Experimental verification of agglomeration effects in infrared spectra on micron-sized particles
1 Heidelberg University, Kirchhoff-Institute for Physics, Im Neuenheimer Feld 227, 69120 Heidelberg, Germany
2 Max Planck Institute for the Science of Light, Guenther-Scharowsky-Str. 1, 91058 Erlangen, Germany
3 University of Oldenburg, Division Microrobotics and Control Engineering (AMiR), Uhlhornsweg 84, 26129 Oldenburg, Germany
4 Tohoku University, Astronomical Institute, 6-3 Aramaki, Aoba-ku, Sendai, Miyagi, 980-8578 Japan
5 Friedrich-Schiller-University Jena, Astrophysical Institute and University Observatory, Schillergaesschen 3, 07745 Jena, Germany
Accepted: 26 August 2018
Context. Detailed analysis of observed infrared (IR) dust emission spectra is often performed in order to derive information about mineralogy, particle size, and temperature of the dust. However, the IR bands are also influenced by agglomeration of the dust particles. Light scattering theory simulating agglomeration and growth effects is especially challenged by the consideration of highly absorbing particles.
Aims. To clarify the influence of agglomeration on the diagnostic phonon bands of amorphous SiO2 particles, we experimentally measure the extinction spectra of systematically arranged particle configurations and compare the measured spectra with the spectra obtained from different theoretical approaches.
Methods. We construct artificial particle agglomerates by means of the dedicated robotic manipulation (DRM) technique. IR microspectroscopic extinction measurements of these arranged particles are performed at the French National Synchrotron Facility, SOLEIL, in the mid-IR region considering polarization effects. The theoretical approaches applied are the discrete dipole approximation (DDA) as well as T-matrix and finite-difference time-domain methods.

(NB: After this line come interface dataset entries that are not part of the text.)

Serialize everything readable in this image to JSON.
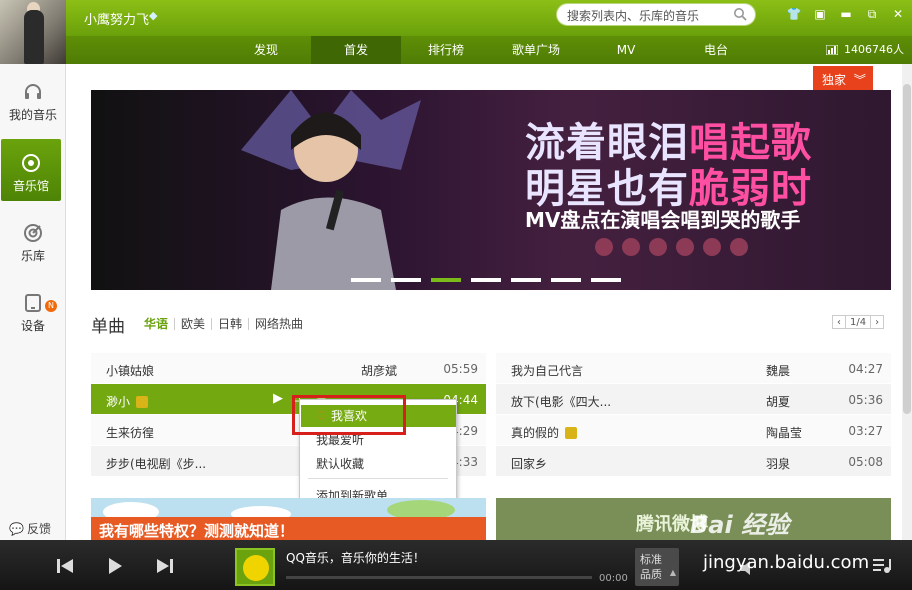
{
  "header": {
    "username": "小鹰努力飞",
    "search_placeholder": "搜索列表内、乐库的音乐",
    "listen_count": "1406746人"
  },
  "nav": {
    "tabs": [
      {
        "label": "发现"
      },
      {
        "label": "首发"
      },
      {
        "label": "排行榜"
      },
      {
        "label": "歌单广场"
      },
      {
        "label": "MV"
      },
      {
        "label": "电台"
      }
    ],
    "active": "首发"
  },
  "sidebar": {
    "items": [
      {
        "label": "我的音乐"
      },
      {
        "label": "音乐馆"
      },
      {
        "label": "乐库"
      },
      {
        "label": "设备"
      }
    ],
    "active": "音乐馆",
    "device_badge": "N",
    "feedback": "反馈"
  },
  "exclusive_button": "独家",
  "banner": {
    "line1_a": "流着眼泪",
    "line1_b": "唱起歌",
    "line2_a": "明星也有",
    "line2_b": "脆弱时",
    "line3": "MV盘点在演唱会唱到哭的歌手",
    "slide_count": 7,
    "active_slide": 3
  },
  "singles": {
    "title": "单曲",
    "tabs": [
      "华语",
      "欧美",
      "日韩",
      "网络热曲"
    ],
    "active_tab": "华语",
    "page": "1/4",
    "left_songs": [
      {
        "name": "小镇姑娘",
        "artist": "胡彦斌",
        "duration": "05:59"
      },
      {
        "name": "渺小",
        "artist": "",
        "duration": "04:44",
        "playing": true,
        "vip": true
      },
      {
        "name": "生来彷徨",
        "artist": "",
        "duration": "04:29"
      },
      {
        "name": "步步(电视剧《步...",
        "artist": "",
        "duration": "04:33"
      }
    ],
    "right_songs": [
      {
        "name": "我为自己代言",
        "artist": "魏晨",
        "duration": "04:27"
      },
      {
        "name": "放下(电影《四大...",
        "artist": "胡夏",
        "duration": "05:36"
      },
      {
        "name": "真的假的",
        "artist": "陶晶莹",
        "duration": "03:27",
        "vip": true
      },
      {
        "name": "回家乡",
        "artist": "羽泉",
        "duration": "05:08"
      }
    ]
  },
  "context_menu": {
    "items": [
      "我喜欢",
      "我最爱听",
      "默认收藏",
      "添加到新歌单"
    ]
  },
  "promos": {
    "left": "我有哪些特权？测测就知道！",
    "right": "腾讯微博"
  },
  "player": {
    "track": "QQ音乐，音乐你的生活！",
    "time": "00:00",
    "quality_line1": "标准",
    "quality_line2": "品质"
  },
  "watermark": {
    "brand": "Bai 经验",
    "url": "jingyan.baidu.com"
  },
  "colors": {
    "brand_green": "#6aa30d",
    "exclusive_red": "#e8421c",
    "highlight_box": "#d7201b"
  }
}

Results. In both the experimental spectra and the theoretical calculations, we find that the Si–O stretching vibration band at about 9 μm is clearly broadened on the long-wavelength side by the agglomeration of particles. This is mainly caused by the radiation components, which are polarized in directions in which the agglomerate is extended, while the extinction band profile of the component polarized perpendicular to the long axis of an elongated agglomerate is close to the spectrum of the single sphere. All of the theoretical simulations predict these effects in qualitatively good agreement.
Conclusions. Our comparative study of the experimentally measured and theoretically calculated IR extinction spectra of well-defined agglomerate structures makes obvious how the various particle arrangements in small clusters might contribute to average spectra of dust. Therefore the study might help to improve the precision of light scattering calculations as well as their specific applicability.
Key words: infrared: general / methods: laboratory: solid state / methods: data analysis / polarization / circumstellar matter / planetary systems
© ESO 2018